Home  >  Features

Hong Kong comedian spreads cheer at Italy festival

By Matthew Scott

UDINE, May 6, 2011 (AFP) - In Asia he is known as the "Bruce Lee of comedy" but it wasn’t until this week that Hong Kong's Michael Hui realised his brand of humour could have universal appeal.

Mixing slapstick with often savage social commentary, the 68-year-old Hui has written, acted in and directed a string of box office hits across the region since the 1970s while his regular stand up shows in Hong Kong sell out within minutes of tickets going on sale.

Such is his popularity that Hui has been commandeered by the Hong Kong government to join the election committee which chooses the city's chief executive while he also sits on China's National People's Congress -- a rare honour for man who makes a living out of poking fun at society.

While the veteran has been happy thus far to ply his trade mostly at home, a trip to the 13th Far East Film Festival in the northern Italian town of Udine this week -- where Hui is being honoured with a lifetime achievement award -- has opened his eyes to the possibilities of spreading the cheer.

And, he says, the timing could not be better.

"This is the first time in my life I have realised that comedy has no boundaries," said Hui on the fringes of the 10-day festival.

"Just as long as the audience is human, if you listen we all make that same sound -- ‘ha, ha, ha’."

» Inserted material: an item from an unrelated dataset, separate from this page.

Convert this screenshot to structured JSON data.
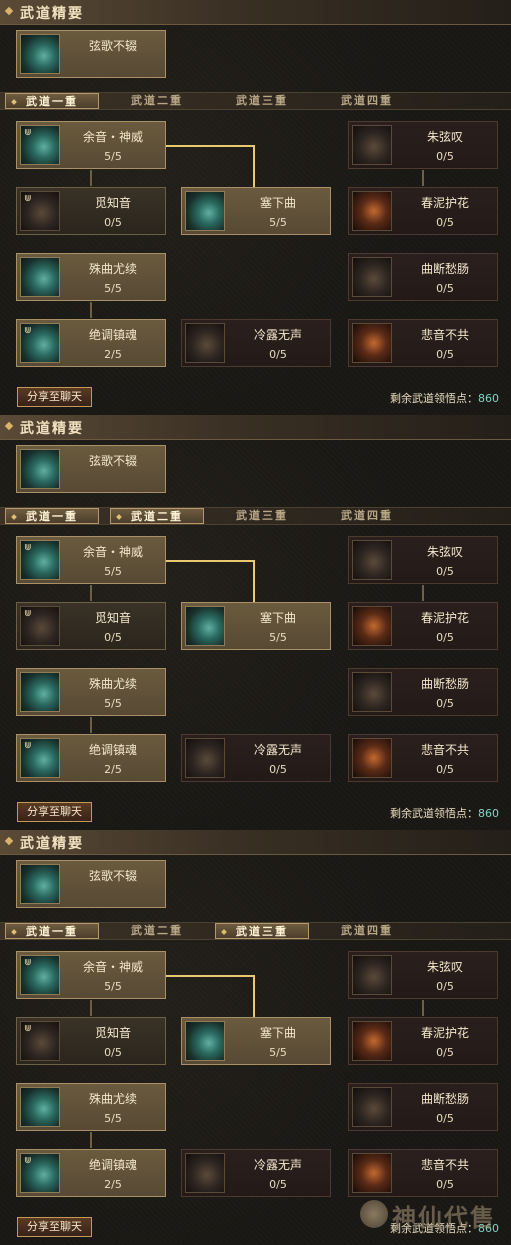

Although Hui has not made a film since "Rob-B-Hood" alongside Jackie Chan in 2006 he says he has been inspired now by recent happenings both at home and abroad to start writing again.

"People in Hong Kong are now daring to speak up," he says. "They will demonstrate against anything. This is the mood all over the world.

"For my comedy I look at the people around me and I look at their weaknesses and then I put those weaknesses into my character on screen so people can identify with them.

"I have really thought it is time to do that again, given the mood in the world. It has become less easy to laugh. We have to ask why."

Hui began his career in comedy after first wanting to be a "serious intellectual, a politician or president". But friends in the Hong Kong entertainment industry had other ideas.

"They said to me: ‘You look funny'," says Hui. "That’s how it all started."

After hosting a number of TV specials, Hui was lured into cinema -- often drawing on the talents of his brothers Ricky and Sam -- and formed a successful relationship with the massive Shaw Brothers studio during its golden era of the 1970s.

Films such as "Games Gamblers Play" (1974) and "Chicken and Duck Talk" (1998) found an audience not only in Hong Kong but across Asia, especially in Japan where Hui became known as "Mr Boo", or the character that fans loved to hate.

He also had a brief flirtation with Hollywood, picking up a small part in Burt Reynolds' box office smash "Cannonball Run" in 1981. There were offers for more work overseas but Hui chose to stay close to home.

"I look at my comedy as though I am cooking a dish for my family, for Hong Kong," says Hui. "To find here this week that Italians find my food delicious is very nice.

"With the Chinese film industry rising, Hong Kong’s traditional market is shrinking and what I think Hong Kong film-makers now have to do is not lose the true colour of our own culture but try to find the recipe so that everyone can enjoy it -- China, Italy, everywhere.

"I think if I keep cooking with the right ingredients -- chicken and pork -- and not throw in some scorpions or snake, everything will be all right."

The Hui-produced "The Private Eyes" (1976) is acknowledged as the first film to explore the comic possibilities of kung fu -- a rich vein of humour most famously tapped by the internationally acclaimed Jackie Chan and since followed by film-makers from Hong Kong to Hollywood.

"I just thought kung fu always took itself too seriously," says Hui. "All those people being killed. It’s a little bit silly when you step back from it. So I decided to make it funny so people could see you don’t have to always take things so seriously."

For noted film scholar Roger Garcia, who programmed the Tribute to Michael Hui retrospective in Udine, the film-maker’s influence on Asian cinema is unmistakable.

"I think Michael really helped to put Hong Kong comedy on the map in the modern world," he says. "He also unleashed the comedy potential -- both in kung fu films and in common-man drama -- of modern Hong Kong."

On reflection, Hui says his role in life has always been simple.

"I don’t want to tell people the world is sad -- everybody knows that already," says Hui. "I’d rather look at the world and say, it’s sad -- but not completely. I would like to be remembered as a comedian who found comedy in anything.

"As you laugh, gradually the pain is diffused. Even if you die, you have to die laughing."

MySinchew 2011.05.06


Copyright © 2019 Sin Chew Media Corporation Berhad (98702-V).
All rights reserved. Contact us : [email protected]